(Dataset items)
####################

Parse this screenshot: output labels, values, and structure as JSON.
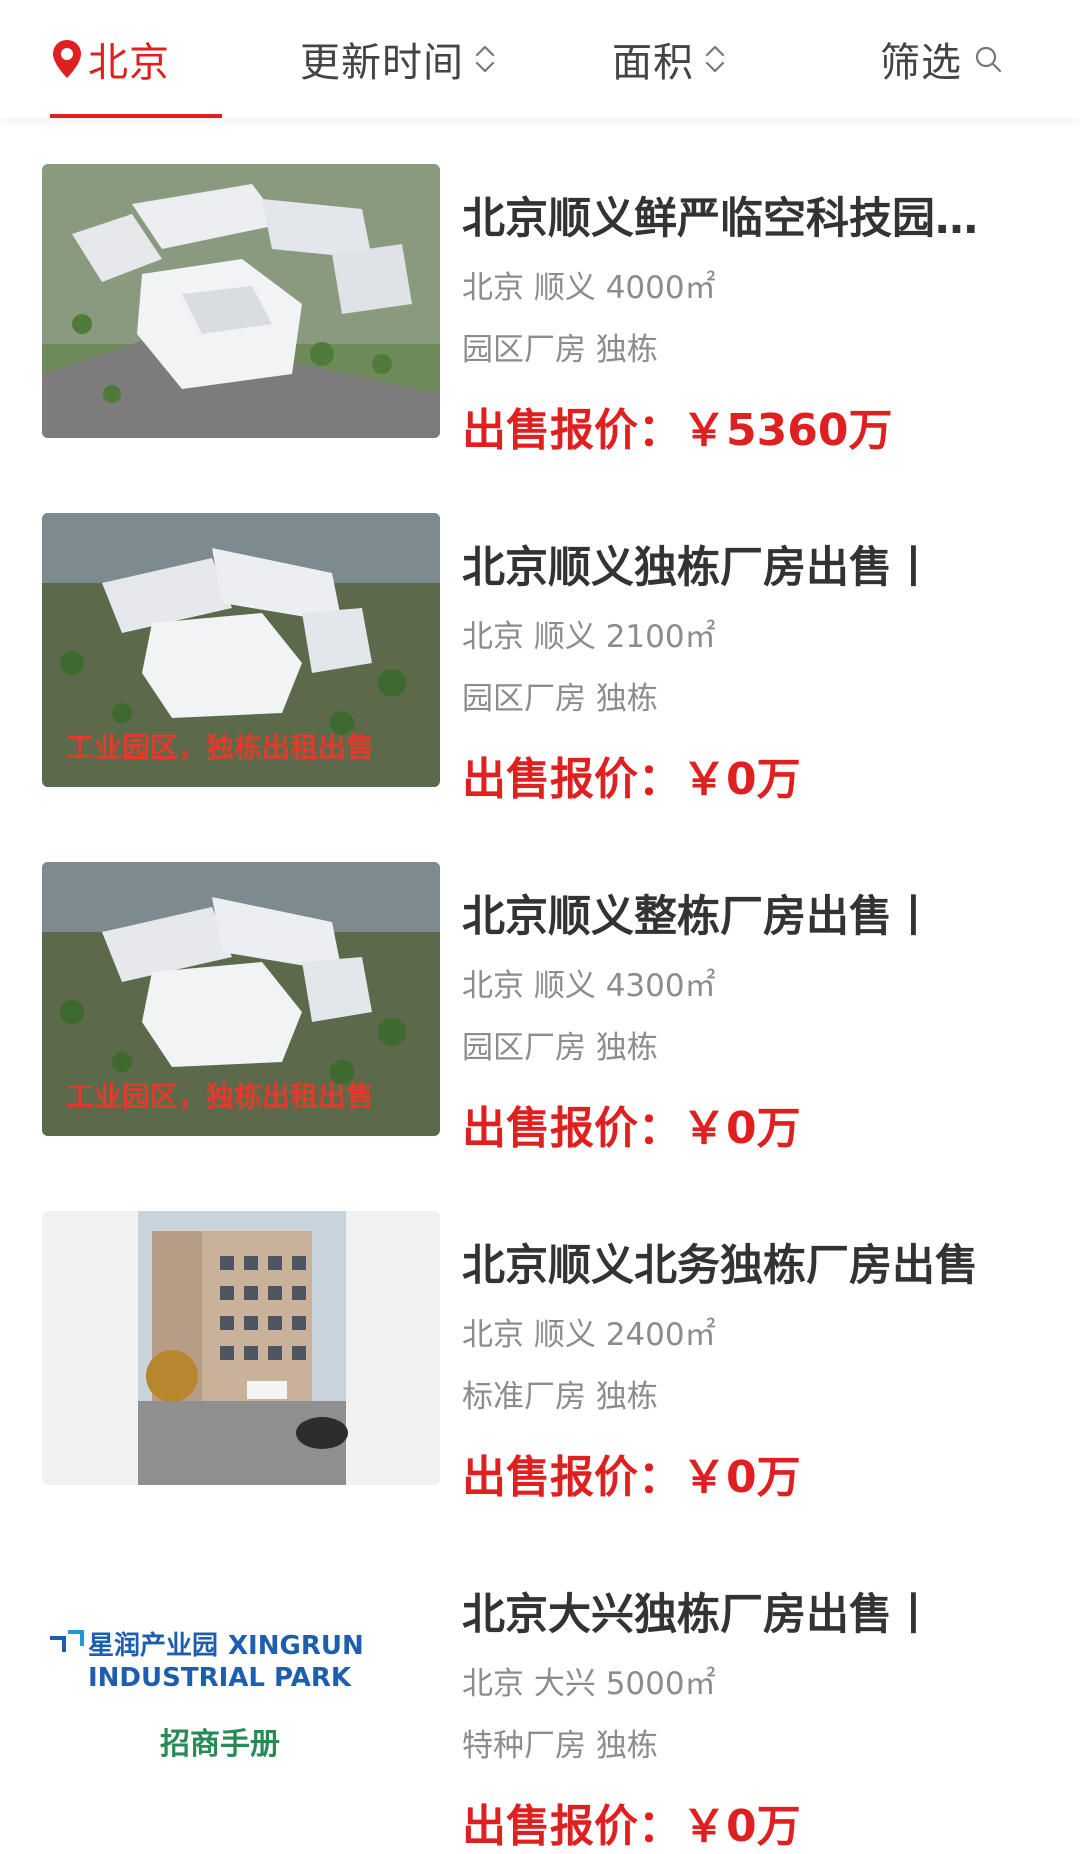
{
  "header": {
    "city_label": "北京",
    "sort_update_label": "更新时间",
    "sort_area_label": "面积",
    "filter_label": "筛选"
  },
  "listings": [
    {
      "title": "北京顺义鲜严临空科技园区独栋厂房出售",
      "location": "北京 顺义 4000㎡",
      "tags": "园区厂房 独栋",
      "price": "出售报价：￥5360万"
    },
    {
      "title": "北京顺义独栋厂房出售丨",
      "image_caption": "工业园区，独栋出租出售",
      "location": "北京 顺义 2100㎡",
      "tags": "园区厂房 独栋",
      "price": "出售报价：￥0万"
    },
    {
      "title": "北京顺义整栋厂房出售丨",
      "image_caption": "工业园区，独栋出租出售",
      "location": "北京 顺义 4300㎡",
      "tags": "园区厂房 独栋",
      "price": "出售报价：￥0万"
    },
    {
      "title": "北京顺义北务独栋厂房出售",
      "location": "北京 顺义 2400㎡",
      "tags": "标准厂房 独栋",
      "price": "出售报价：￥0万"
    },
    {
      "title": "北京大兴独栋厂房出售丨",
      "logo_cn": "星润产业园",
      "logo_en_1": "XINGRUN",
      "logo_en_2": "INDUSTRIAL PARK",
      "logo_sub": "招商手册",
      "location": "北京 大兴 5000㎡",
      "tags": "特种厂房 独栋",
      "price": "出售报价：￥0万"
    }
  ],
  "colors": {
    "accent": "#e02020",
    "title": "#333333",
    "meta": "#8c8c8c"
  },
  "icons": [
    "location-pin-icon",
    "sort-updown-icon",
    "search-icon"
  ]
}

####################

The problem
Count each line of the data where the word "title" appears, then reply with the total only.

Written response
6